By: Leah Hovey
Self-care is one of the most important, yet one of the most neglected areas of our day-to-day routine. We give and give ourselves to our jobs, families, relationships, hobbies, and societal status. However, the majority of us fail to give that same energy to ourselves. Self-care is the topic of this month and is a technique used to better ourselves so we can excel within the other categories of our lives. Sadly, when looking at self-care, there tends to be a key component we all miss. It is the first step to self-care and one of the most ignored steps. This is self-awareness.
Self-awareness is the conscious knowledge of one’s own motivations, thoughts, actions, and character. Self-awareness was first brought into public discourse and theorized in 1972 when the academic book A Theory of Objective Self Awareness was published by Shelly Duval and Robert A. Wicklund. This paper outlined the importance of self-awareness not only for everyday interactions but as well for those dealing with crippling mental health concerns (Duval & Wicklund, 1972). Regardless of mental illness, anyone who is facing challenges with self-care benefited from taking a step back and looking at one’s own behaviour.
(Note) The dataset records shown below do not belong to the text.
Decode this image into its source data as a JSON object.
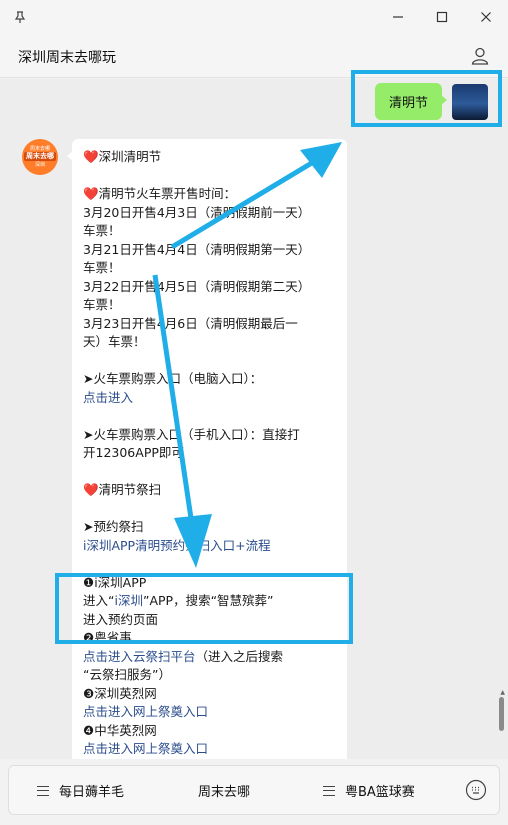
{
  "window": {
    "pin_icon": "pin-icon",
    "minimize_icon": "minimize-icon",
    "maximize_icon": "maximize-icon",
    "close_icon": "close-icon"
  },
  "header": {
    "title": "深圳周末去哪玩",
    "profile_icon": "person-icon"
  },
  "outgoing": {
    "text": "清明节"
  },
  "official_avatar": {
    "top": "周末去哪",
    "mid": "周末去哪",
    "bottom": "深圳"
  },
  "message": {
    "l01": "❤️深圳清明节",
    "l02": "❤️清明节火车票开售时间：",
    "l03": "3月20日开售4月3日（清明假期前一天）",
    "l04": "车票！",
    "l05": "3月21日开售4月4日（清明假期第一天）",
    "l06": "车票！",
    "l07": "3月22日开售4月5日（清明假期第二天）",
    "l08": "车票！",
    "l09": "3月23日开售4月6日（清明假期最后一",
    "l10": "天）车票！",
    "l11": "➤火车票购票入口（电脑入口）：",
    "l12": "点击进入",
    "l13": "➤火车票购票入口（手机入口）：直接打",
    "l14": "开12306APP即可",
    "l15": "❤️清明节祭扫",
    "l16": "➤预约祭扫",
    "l17": "i深圳APP清明预约祭扫入口+流程",
    "l18": "❶i深圳APP",
    "l19_a": "进入“",
    "l19_link": "i深圳",
    "l19_b": "”APP，搜索“智慧殡葬”",
    "l20": "进入预约页面",
    "l21": "❷粤省事",
    "l22_link": "点击进入云祭扫平台",
    "l22_b": "（进入之后搜索",
    "l23": "“云祭扫服务”）",
    "l24": "❸深圳英烈网",
    "l25": "点击进入网上祭奠入口",
    "l26": "❹中华英烈网",
    "l27": "点击进入网上祭奠入口"
  },
  "menu": {
    "item1": "每日薅羊毛",
    "item2": "周末去哪",
    "item3": "粤BA篮球赛",
    "keyboard_icon": "keyboard-icon"
  },
  "colors": {
    "highlight": "#1faee8",
    "bubble_out": "#95ec69",
    "link": "#2b4d8c"
  }
}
How do I impact those around me? Am I benefiting myself with my behaviour or hindering my success? Are my actions alienating those around me or bringing me closer to my peers? These are the questions one must look at when evaluating their own behaviour. Having a deeper understanding helps us think clearly and become consciously aware of who we are. The first step to any sort of change regarding self-care is to look into ourselves objectively and understand the desires and motivations we possess and the behviours we exhibit.
It is apparent that in today's society, social norms and a lack of personal responsibility can teach us to establish a ‘victim mentality.’ It is easier to put the blame on others or focus on how others cause us to react in a certain way. “My boss was the one who was snarky and that is why I acted the way I did towards her at the meeting” can be seen as a prime example of blaming and deflecting responsibility. Instead of having self-awareness, it can be much easier to blame the world, a higher power, or other individuals. It allows us to not have to really see ourselves and can lead to self-defeating actions. Self-awareness helps us avoid these detrimental behaviours and can help individuals understand themselves while starting the process of change and self-care.
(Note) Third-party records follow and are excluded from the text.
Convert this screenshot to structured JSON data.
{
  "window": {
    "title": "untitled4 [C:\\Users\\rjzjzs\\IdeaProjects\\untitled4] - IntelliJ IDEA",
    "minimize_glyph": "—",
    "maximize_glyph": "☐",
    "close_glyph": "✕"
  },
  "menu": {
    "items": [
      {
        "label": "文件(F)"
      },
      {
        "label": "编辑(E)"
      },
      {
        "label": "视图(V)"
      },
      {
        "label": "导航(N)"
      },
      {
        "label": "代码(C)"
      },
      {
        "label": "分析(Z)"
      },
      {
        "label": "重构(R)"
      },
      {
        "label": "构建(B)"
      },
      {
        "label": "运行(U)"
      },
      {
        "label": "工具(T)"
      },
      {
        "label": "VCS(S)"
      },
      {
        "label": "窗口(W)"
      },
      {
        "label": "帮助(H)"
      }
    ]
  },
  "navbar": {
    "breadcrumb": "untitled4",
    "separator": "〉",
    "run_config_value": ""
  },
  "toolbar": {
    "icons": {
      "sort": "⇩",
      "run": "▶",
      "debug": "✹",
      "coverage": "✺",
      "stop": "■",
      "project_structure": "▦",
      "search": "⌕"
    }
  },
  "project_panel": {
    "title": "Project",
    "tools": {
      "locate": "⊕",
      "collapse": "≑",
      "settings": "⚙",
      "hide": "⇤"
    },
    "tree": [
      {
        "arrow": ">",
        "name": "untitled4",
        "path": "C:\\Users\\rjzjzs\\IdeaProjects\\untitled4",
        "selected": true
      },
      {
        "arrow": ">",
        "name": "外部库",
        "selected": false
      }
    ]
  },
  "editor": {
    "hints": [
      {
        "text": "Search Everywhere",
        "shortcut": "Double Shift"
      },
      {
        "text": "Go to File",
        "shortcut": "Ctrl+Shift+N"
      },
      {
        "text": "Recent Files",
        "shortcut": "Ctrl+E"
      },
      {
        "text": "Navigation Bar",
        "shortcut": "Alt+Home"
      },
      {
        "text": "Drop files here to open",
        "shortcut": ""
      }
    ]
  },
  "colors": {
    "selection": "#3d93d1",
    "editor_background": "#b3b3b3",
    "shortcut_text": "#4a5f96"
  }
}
For anyone looking to become better aware of themselves, there are five ways to practice self-awareness on a daily basis. Daniel Goleman, another psychologist who researched the benefits of self-awareness for emotional intelligence, outlines steps individuals can take to help with individual healing.
1. Create personal space in order to step back and see things more clearly.
2. Practice mindfulness and objective thinking about one’s own behaviours.
3. Keep a journal to document thoughts.
4. Listen to your inner voice to be honest about yourself.
5. Examine different perspectives on your environment.
It can be hard to really see ourselves. We act unconsciously or out of emotion more often than not. Learning to take a step back and examine ourselves can not only start the process of self care but give us confidence in who we are individually.
Duval, S., & Wicklund, R. A. (1972). A Theory of Objective Self Awareness. Academic Press. Goleman, D. (2006). Emotional intelligence. Bantam.